▸ **Data**:
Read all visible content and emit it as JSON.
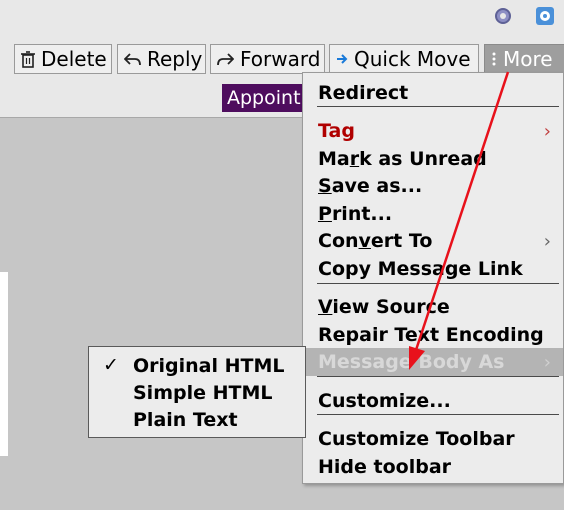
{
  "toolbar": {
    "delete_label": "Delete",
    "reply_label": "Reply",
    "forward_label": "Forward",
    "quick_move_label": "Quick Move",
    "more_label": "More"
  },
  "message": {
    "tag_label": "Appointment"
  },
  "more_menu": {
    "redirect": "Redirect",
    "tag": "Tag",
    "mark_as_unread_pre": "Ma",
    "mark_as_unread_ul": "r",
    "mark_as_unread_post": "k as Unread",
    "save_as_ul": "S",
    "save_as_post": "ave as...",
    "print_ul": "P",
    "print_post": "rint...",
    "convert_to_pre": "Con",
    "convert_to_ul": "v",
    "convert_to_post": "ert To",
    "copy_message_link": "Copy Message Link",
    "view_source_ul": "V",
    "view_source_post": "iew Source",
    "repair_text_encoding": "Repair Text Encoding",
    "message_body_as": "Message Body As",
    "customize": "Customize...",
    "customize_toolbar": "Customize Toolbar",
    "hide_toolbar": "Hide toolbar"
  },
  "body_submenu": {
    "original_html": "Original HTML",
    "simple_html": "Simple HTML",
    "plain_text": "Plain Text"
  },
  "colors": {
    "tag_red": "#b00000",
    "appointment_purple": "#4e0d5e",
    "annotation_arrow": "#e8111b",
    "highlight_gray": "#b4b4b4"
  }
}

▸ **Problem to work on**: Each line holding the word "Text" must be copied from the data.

▸ **Written response**:
    "repair_text_encoding": "Repair Text Encoding",
    "plain_text": "Plain Text"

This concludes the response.